◆ **Work to complete**: All entries given below are to be returned word for word.

◆ **Data to process**:
○ ○ ○ ○ ○

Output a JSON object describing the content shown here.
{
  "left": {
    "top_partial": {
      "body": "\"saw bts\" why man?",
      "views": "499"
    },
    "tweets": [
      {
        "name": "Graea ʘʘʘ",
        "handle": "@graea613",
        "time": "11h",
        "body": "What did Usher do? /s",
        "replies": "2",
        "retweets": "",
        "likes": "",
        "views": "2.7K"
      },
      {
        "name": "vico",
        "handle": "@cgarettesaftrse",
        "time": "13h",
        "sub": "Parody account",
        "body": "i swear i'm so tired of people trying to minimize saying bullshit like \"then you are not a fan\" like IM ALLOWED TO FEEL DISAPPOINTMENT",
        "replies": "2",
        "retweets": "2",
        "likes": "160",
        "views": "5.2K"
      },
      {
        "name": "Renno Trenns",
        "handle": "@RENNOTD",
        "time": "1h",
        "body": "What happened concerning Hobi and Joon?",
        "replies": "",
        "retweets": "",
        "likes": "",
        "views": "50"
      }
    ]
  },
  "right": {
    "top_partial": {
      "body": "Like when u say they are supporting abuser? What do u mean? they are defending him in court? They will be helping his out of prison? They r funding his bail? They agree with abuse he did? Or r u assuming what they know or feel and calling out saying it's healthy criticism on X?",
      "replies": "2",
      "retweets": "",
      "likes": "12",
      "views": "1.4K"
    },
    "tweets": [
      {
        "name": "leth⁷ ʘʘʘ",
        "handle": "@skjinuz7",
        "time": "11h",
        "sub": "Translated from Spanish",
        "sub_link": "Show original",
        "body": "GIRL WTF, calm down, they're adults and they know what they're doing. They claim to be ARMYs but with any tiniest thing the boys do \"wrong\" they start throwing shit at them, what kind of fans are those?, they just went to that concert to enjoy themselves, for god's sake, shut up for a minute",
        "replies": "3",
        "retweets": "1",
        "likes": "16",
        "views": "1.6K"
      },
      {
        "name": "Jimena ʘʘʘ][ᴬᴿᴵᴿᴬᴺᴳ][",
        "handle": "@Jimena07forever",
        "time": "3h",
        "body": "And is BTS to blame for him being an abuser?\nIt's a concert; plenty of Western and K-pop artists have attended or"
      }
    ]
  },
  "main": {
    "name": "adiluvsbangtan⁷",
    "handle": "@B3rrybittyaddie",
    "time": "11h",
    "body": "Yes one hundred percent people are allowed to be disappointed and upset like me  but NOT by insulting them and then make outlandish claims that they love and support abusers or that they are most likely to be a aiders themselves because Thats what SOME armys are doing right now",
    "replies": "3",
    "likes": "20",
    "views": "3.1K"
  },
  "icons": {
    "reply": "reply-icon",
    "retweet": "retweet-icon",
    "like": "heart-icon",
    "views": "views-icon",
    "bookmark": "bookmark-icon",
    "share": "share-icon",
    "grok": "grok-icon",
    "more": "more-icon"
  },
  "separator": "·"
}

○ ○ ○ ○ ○

◆ **Your response**:
Output a JSON object describing the content shown here.
{
  "left": {
    "top_partial": {
      "body": "\"saw bts\" why man?",
      "views": "499"
    },
    "tweets": [
      {
        "name": "Graea ʘʘʘ",
        "handle": "@graea613",
        "time": "11h",
        "body": "What did Usher do? /s",
        "replies": "2",
        "retweets": "",
        "likes": "",
        "views": "2.7K"
      },
      {
        "name": "vico",
        "handle": "@cgarettesaftrse",
        "time": "13h",
        "sub": "Parody account",
        "body": "i swear i'm so tired of people trying to minimize saying bullshit like \"then you are not a fan\" like IM ALLOWED TO FEEL DISAPPOINTMENT",
        "replies": "2",
        "retweets": "2",
        "likes": "160",
        "views": "5.2K"
      },
      {
        "name": "Renno Trenns",
        "handle": "@RENNOTD",
        "time": "1h",
        "body": "What happened concerning Hobi and Joon?",
        "replies": "",
        "retweets": "",
        "likes": "",
        "views": "50"
      }
    ]
  },
  "right": {
    "top_partial": {
      "body": "Like when u say they are supporting abuser? What do u mean? they are defending him in court? They will be helping his out of prison? They r funding his bail? They agree with abuse he did? Or r u assuming what they know or feel and calling out saying it's healthy criticism on X?",
      "replies": "2",
      "retweets": "",
      "likes": "12",
      "views": "1.4K"
    },
    "tweets": [
      {
        "name": "leth⁷ ʘʘʘ",
        "handle": "@skjinuz7",
        "time": "11h",
        "sub": "Translated from Spanish",
        "sub_link": "Show original",
        "body": "GIRL WTF, calm down, they're adults and they know what they're doing. They claim to be ARMYs but with any tiniest thing the boys do \"wrong\" they start throwing shit at them, what kind of fans are those?, they just went to that concert to enjoy themselves, for god's sake, shut up for a minute",
        "replies": "3",
        "retweets": "1",
        "likes": "16",
        "views": "1.6K"
      },
      {
        "name": "Jimena ʘʘʘ][ᴬᴿᴵᴿᴬᴺᴳ][",
        "handle": "@Jimena07forever",
        "time": "3h",
        "body": "And is BTS to blame for him being an abuser?\nIt's a concert; plenty of Western and K-pop artists have attended or"
      }
    ]
  },
  "main": {
    "name": "adiluvsbangtan⁷",
    "handle": "@B3rrybittyaddie",
    "time": "11h",
    "body": "Yes one hundred percent people are allowed to be disappointed and upset like me  but NOT by insulting them and then make outlandish claims that they love and support abusers or that they are most likely to be a aiders themselves because Thats what SOME armys are doing right now",
    "replies": "3",
    "likes": "20",
    "views": "3.1K"
  },
  "icons": {
    "reply": "reply-icon",
    "retweet": "retweet-icon",
    "like": "heart-icon",
    "views": "views-icon",
    "bookmark": "bookmark-icon",
    "share": "share-icon",
    "grok": "grok-icon",
    "more": "more-icon"
  },
  "separator": "·"
}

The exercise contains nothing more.